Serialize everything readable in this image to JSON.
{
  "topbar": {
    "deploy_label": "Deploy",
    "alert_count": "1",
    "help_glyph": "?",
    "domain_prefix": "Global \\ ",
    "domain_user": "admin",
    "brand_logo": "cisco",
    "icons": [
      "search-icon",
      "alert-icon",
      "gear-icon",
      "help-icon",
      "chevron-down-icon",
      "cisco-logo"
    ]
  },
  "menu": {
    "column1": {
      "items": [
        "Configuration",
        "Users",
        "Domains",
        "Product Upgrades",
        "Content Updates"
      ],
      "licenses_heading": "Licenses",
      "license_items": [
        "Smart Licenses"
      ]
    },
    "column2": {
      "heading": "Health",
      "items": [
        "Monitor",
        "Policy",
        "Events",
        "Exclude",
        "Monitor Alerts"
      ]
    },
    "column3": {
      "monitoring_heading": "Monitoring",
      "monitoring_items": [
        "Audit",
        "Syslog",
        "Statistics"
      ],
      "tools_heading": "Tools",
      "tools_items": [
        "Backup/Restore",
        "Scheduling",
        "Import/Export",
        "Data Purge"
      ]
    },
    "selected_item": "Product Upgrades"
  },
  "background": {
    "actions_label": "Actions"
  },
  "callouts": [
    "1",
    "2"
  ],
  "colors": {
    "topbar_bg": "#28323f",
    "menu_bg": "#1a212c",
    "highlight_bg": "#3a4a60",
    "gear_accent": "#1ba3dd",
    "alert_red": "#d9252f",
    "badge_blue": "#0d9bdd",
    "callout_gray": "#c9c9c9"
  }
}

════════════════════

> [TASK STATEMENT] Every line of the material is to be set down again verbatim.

> [REPLY]
Serialize everything readable in this image to JSON.
{
  "topbar": {
    "deploy_label": "Deploy",
    "alert_count": "1",
    "help_glyph": "?",
    "domain_prefix": "Global \\ ",
    "domain_user": "admin",
    "brand_logo": "cisco",
    "icons": [
      "search-icon",
      "alert-icon",
      "gear-icon",
      "help-icon",
      "chevron-down-icon",
      "cisco-logo"
    ]
  },
  "menu": {
    "column1": {
      "items": [
        "Configuration",
        "Users",
        "Domains",
        "Product Upgrades",
        "Content Updates"
      ],
      "licenses_heading": "Licenses",
      "license_items": [
        "Smart Licenses"
      ]
    },
    "column2": {
      "heading": "Health",
      "items": [
        "Monitor",
        "Policy",
        "Events",
        "Exclude",
        "Monitor Alerts"
      ]
    },
    "column3": {
      "monitoring_heading": "Monitoring",
      "monitoring_items": [
        "Audit",
        "Syslog",
        "Statistics"
      ],
      "tools_heading": "Tools",
      "tools_items": [
        "Backup/Restore",
        "Scheduling",
        "Import/Export",
        "Data Purge"
      ]
    },
    "selected_item": "Product Upgrades"
  },
  "background": {
    "actions_label": "Actions"
  },
  "callouts": [
    "1",
    "2"
  ],
  "colors": {
    "topbar_bg": "#28323f",
    "menu_bg": "#1a212c",
    "highlight_bg": "#3a4a60",
    "gear_accent": "#1ba3dd",
    "alert_red": "#d9252f",
    "badge_blue": "#0d9bdd",
    "callout_gray": "#c9c9c9"
  }
}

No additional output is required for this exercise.